The analyst also mentioned that overt military action against Iran would lead to a broader array of Iranians who oppose their government to wrap themselves in the Iranian flag. However, he has doubts that any ethnic group in Iran speaks with one voice. â€œAli Khamenei, the Supreme Leader of Iran, is also an ethnic Azeri,â€ he reminds.
Another Iran analyst, Alireza Nader at the Rand Corporation in Arlington, state of Virginia, and coauthor of studies about the Revolutionary Guard, told Turanâ€™s Washington correspondent that neither the US, nor Iran want a war that could spiral out of control. However, there is deep anxiety that Iran is developing the capability to build nuclear weapons, hence the strengthened international pressures against the Iranian regime.

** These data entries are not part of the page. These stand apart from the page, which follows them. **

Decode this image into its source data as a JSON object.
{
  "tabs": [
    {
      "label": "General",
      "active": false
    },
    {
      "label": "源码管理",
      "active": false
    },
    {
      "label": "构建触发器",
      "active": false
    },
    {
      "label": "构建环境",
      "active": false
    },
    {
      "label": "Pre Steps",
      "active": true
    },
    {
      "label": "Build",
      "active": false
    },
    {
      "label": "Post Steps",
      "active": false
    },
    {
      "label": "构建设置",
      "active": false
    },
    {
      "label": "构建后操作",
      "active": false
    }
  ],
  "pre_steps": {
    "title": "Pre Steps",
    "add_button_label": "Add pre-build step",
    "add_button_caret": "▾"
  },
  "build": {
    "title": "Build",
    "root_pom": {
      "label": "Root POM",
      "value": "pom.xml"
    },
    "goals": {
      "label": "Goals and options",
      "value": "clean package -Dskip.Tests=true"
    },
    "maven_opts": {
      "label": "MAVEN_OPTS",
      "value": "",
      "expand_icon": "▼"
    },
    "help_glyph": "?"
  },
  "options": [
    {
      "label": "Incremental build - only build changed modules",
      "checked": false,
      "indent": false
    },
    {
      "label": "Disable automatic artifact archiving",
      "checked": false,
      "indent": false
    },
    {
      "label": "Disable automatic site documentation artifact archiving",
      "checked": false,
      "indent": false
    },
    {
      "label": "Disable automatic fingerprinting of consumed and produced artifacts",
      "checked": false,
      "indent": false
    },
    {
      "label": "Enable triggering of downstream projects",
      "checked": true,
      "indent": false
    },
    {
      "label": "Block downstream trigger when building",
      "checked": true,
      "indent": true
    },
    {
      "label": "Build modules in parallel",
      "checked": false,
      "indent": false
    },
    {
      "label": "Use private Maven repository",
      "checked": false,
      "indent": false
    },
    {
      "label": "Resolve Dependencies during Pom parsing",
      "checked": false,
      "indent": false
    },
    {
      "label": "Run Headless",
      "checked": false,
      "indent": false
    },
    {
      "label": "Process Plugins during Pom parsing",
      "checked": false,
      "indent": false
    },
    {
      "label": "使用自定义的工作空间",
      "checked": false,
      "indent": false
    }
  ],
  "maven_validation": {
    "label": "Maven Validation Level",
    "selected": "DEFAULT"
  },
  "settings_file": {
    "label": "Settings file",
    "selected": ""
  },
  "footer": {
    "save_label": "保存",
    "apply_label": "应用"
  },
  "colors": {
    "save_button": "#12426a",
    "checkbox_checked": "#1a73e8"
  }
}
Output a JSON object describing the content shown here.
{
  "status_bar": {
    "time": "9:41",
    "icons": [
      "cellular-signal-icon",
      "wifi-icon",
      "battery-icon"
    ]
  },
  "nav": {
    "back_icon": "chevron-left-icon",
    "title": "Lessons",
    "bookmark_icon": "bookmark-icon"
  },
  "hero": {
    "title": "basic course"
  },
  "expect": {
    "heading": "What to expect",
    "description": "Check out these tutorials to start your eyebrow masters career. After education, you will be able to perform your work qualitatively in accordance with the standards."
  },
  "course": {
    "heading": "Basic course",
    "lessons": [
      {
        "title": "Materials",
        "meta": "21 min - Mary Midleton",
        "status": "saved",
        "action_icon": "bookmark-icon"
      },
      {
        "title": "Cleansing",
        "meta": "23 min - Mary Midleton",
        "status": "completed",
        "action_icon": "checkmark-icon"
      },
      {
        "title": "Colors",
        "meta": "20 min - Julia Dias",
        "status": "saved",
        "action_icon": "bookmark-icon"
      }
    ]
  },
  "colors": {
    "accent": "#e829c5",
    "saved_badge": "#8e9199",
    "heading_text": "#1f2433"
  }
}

â€œIranâ€™s military exercises in the Persian Gulf and threats to close the Strait of Hormuz, are meant as a warning to Washington and other major powers not to impose or comply with sanctions against Iranâ€™s Central Bank,â€ he reminds.
For Nader, the Iranian regime is very vulnerable at this stage, especially as it faces parliamentary elections in March. In addition, Iranâ€™s regional power has receded. Sanctions can have the effect of further weakening the regime; sanctions alone will not stop the Iranian nuclear program, but they raise the costs for nuclear armament.
â€œOf course there is room for miscalculation by both the US and Iran.â€ Though they may not want war, Nader says, â€œtensions could escalate into conflict, possibly drawing neighboring countries as well.â€
â€œIn the event of conflict with the US, Iran may attack neighboring countries, especially the Arab countries of the Persian Gulf. Iran may also target American diplomatic and civilian facilities in other neighboring countries,â€ he argued. â€œWe shouldnâ€™t forget that Iran doesnâ€™t want to completely isolate itself by alienating all of its neighbors. Although tensions between Iran and Azerbaijan exist, Iran does not want any new enemies either.â€turan, Voice of a Nation